Claria's patented personalization platform builds an anonymous consumer interest profile based on Web browsing activity. It then finds the most relevant content for a particular interest by examining the patterns of users with like interests. Lastly, the system organizes and displays relevant content and ads to users within Axon-powered Web sites, software applications or hardware devices.

Claria said it was recently granted two patents (U.S. Patent No. 7,149,704 and U.S. Patent No. 7,181,488) for key aspects of the Axon platform, including the use of a smart client to understand consumer interests and deliver relevant content and ads. While Claria has filed 70 patents and been granted several, company officials said these two are the core ones to the business.

Axon is the result of over $100 million investment over the past eight years. Rogers Communications and Softbank have invested a combined $40 million the company.

There is an opt-in registration required to use PersonalWeb, which can also be shut off or on at the click of a mouse. The system tracks your Web browsing anonymously and Claria said it does not collect personally identifiable information on individual users. It also doesn't collect or track visits to so-called adult or X-rated content.

"We collect real-time information, but it creates an anonymous profile," Scott VanDeVelde, Claria's CEO, told internetnews.com. VanDeVelde also said Axon measures "usage intensity" tracking how often you visit specific sites for example. As visits decline those sites and areas of interest drop from the top showing on your PersonalWeb page or, if consistently ignored, altogether.

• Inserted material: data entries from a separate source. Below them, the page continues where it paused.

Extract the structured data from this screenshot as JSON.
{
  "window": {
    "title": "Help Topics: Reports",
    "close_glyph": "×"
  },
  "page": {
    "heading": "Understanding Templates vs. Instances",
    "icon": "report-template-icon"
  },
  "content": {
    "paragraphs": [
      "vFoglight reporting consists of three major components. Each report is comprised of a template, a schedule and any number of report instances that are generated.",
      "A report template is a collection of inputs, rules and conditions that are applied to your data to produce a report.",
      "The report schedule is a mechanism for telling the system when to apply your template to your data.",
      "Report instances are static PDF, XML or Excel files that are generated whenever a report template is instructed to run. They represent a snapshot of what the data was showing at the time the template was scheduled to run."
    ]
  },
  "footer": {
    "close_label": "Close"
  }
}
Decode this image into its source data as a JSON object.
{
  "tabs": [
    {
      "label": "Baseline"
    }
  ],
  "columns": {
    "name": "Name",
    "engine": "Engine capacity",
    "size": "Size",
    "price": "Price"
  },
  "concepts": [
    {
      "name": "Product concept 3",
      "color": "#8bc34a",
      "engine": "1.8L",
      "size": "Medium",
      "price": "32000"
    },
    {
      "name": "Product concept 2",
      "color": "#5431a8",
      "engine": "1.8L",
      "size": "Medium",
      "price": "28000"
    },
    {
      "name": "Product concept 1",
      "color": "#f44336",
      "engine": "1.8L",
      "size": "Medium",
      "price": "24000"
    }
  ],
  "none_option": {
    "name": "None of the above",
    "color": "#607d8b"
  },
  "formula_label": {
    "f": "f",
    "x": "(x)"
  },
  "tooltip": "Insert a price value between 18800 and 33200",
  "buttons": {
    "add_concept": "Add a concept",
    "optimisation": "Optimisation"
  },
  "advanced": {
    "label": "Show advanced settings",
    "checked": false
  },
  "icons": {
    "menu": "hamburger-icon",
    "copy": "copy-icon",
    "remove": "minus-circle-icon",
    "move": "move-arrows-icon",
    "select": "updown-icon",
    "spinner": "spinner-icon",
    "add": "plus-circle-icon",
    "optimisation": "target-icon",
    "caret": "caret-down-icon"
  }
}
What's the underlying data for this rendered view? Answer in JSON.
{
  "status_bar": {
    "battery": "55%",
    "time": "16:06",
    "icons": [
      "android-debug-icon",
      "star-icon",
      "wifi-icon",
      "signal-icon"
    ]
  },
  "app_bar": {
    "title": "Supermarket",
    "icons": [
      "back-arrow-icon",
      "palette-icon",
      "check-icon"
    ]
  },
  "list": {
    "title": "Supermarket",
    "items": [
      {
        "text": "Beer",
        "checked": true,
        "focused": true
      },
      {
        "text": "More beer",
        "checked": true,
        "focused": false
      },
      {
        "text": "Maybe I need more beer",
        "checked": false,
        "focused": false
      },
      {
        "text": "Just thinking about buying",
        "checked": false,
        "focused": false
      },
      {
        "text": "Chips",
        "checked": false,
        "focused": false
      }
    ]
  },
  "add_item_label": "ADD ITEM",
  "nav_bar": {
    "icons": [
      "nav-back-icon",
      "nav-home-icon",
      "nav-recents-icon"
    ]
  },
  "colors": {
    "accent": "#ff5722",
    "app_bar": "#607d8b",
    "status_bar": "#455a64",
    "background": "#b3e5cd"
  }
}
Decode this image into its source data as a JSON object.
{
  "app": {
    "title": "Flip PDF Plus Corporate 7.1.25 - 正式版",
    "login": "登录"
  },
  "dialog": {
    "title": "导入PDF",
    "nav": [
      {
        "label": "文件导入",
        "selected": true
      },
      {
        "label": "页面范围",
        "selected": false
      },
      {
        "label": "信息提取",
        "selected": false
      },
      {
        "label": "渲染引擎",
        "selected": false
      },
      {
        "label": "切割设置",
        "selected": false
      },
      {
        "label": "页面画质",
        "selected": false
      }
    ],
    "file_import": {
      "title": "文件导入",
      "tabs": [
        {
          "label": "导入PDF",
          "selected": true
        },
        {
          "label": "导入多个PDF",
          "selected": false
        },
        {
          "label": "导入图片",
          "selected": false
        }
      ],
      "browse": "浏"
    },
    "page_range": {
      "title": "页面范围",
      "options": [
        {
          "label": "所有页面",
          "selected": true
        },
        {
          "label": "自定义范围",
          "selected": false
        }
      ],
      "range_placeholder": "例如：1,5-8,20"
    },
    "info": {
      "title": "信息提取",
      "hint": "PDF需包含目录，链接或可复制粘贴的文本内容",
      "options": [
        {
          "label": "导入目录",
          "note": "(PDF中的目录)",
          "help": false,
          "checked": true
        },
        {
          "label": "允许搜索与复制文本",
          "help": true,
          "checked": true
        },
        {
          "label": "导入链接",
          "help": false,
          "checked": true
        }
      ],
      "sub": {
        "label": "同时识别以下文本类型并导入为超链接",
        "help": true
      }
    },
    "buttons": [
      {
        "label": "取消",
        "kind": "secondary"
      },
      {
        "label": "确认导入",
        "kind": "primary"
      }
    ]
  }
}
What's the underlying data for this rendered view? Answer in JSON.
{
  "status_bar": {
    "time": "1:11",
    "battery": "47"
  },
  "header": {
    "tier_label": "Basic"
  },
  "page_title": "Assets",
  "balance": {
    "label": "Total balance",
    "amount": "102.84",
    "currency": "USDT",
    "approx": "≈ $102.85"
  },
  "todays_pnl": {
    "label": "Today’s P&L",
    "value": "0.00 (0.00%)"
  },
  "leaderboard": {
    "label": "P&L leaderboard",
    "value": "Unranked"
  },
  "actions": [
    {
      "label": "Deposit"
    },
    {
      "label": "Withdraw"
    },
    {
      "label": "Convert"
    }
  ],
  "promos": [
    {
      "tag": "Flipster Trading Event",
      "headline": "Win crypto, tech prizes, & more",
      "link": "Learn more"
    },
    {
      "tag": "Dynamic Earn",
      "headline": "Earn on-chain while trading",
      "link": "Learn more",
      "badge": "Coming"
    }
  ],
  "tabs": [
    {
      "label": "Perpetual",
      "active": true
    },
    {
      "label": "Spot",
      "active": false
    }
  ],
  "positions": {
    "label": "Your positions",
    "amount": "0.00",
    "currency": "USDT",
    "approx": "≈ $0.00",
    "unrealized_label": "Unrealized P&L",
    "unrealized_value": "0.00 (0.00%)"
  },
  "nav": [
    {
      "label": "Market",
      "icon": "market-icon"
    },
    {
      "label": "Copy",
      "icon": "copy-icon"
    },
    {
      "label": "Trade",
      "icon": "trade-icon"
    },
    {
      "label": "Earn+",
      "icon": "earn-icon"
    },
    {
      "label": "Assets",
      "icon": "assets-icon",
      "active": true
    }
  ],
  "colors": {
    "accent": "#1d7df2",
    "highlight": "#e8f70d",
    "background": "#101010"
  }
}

Creative Strategies analyst Tim Bajarin has been testing PersonalWeb for a month and said he's found it useful. "It fundamentally tracks the info I want tracked from stocks and tech to sports and entertainment," Bajarin told internetnews.com. "It's a bit more customizable and intelligent than the other portal start pages from Yahoo and Google."

VanDeVelde said Claria aims to help users get access to more Web sites with the content they're after. "And users are passionate about their user interfaces, they're comfortable with what they know how to use. So we want to leverage that. There isn't anyone we don't want to partner with."